Only the females can sting. The males do not have a stinger.
Carpenter bees, which look a lot like bumblebees, are reported to actually charge and chase people and other animals, bumblebees not so much.
In the fall, with the cooler weather, at least in places with 'winter', the thing that is going on is survival of the species--the old queen, all the males and workers will die, only the new queens survive to start over the next spring.
Depending on where you are at in *their* life cycle...
...when the new queens are still in the nest, the males and the workers are very protective of the nest, and become much more aggressive about it to ensure the survival of the new queens.
...once the new queens have hatched and ventured off to find a new winter hibernaculum, they are not so obsessed with protecting the now old nest, but the new queens are themselves, rather aggressive about protecting themselves.
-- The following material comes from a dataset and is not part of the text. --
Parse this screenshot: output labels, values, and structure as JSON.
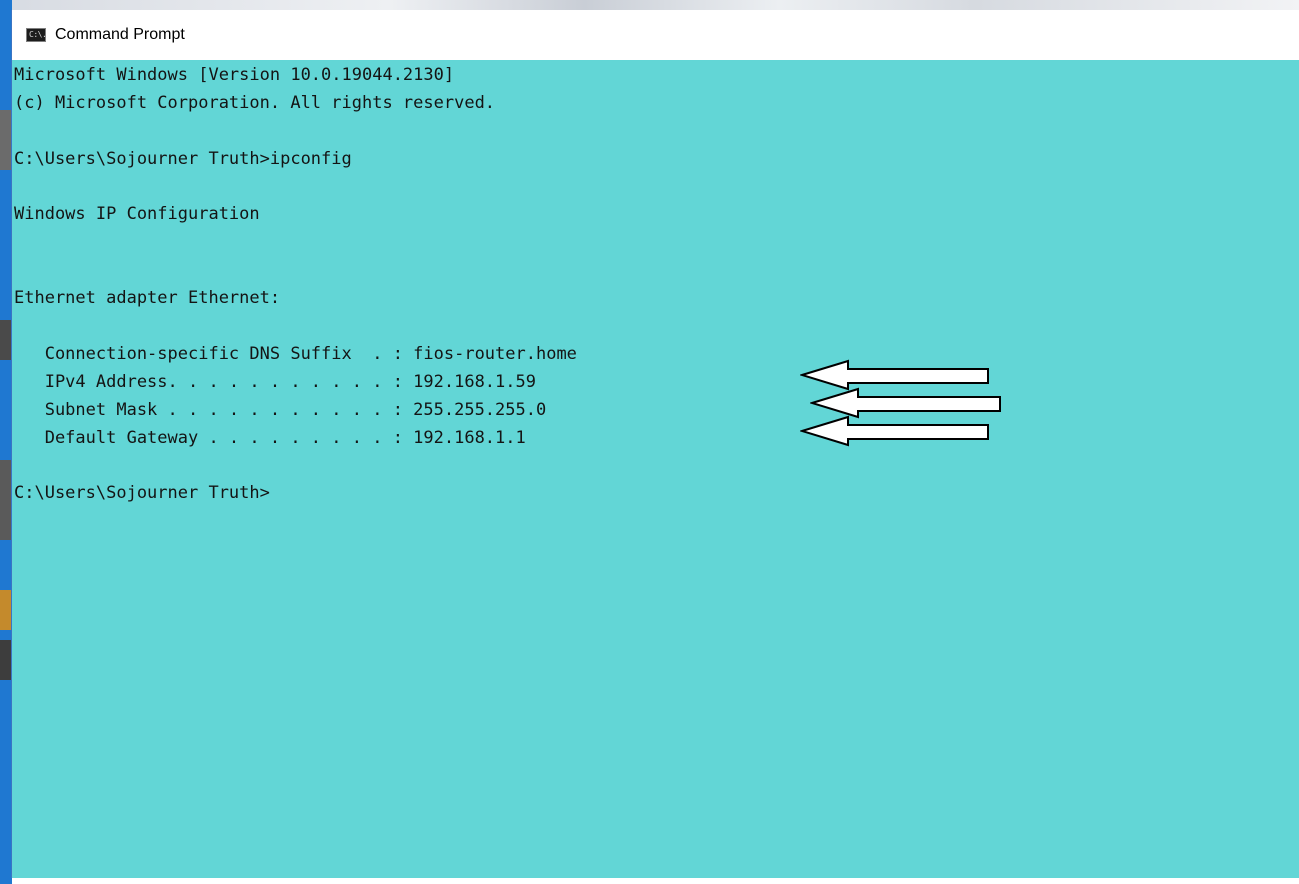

It is possible that you have a nest somewhere near that part of the garden that you are unaware of, or you may have encountered a new queen.
For the most part, they will fly at you and generally skim your head until you get the message and back off; they don't sting unless you initiate contact with them by swatting or grabbing them or in the case of the dogs, snapping at them (unlike the social wasps, which will swarm you, land on you, and sting you repeatedly as they crawl under your clothes to sting you better!).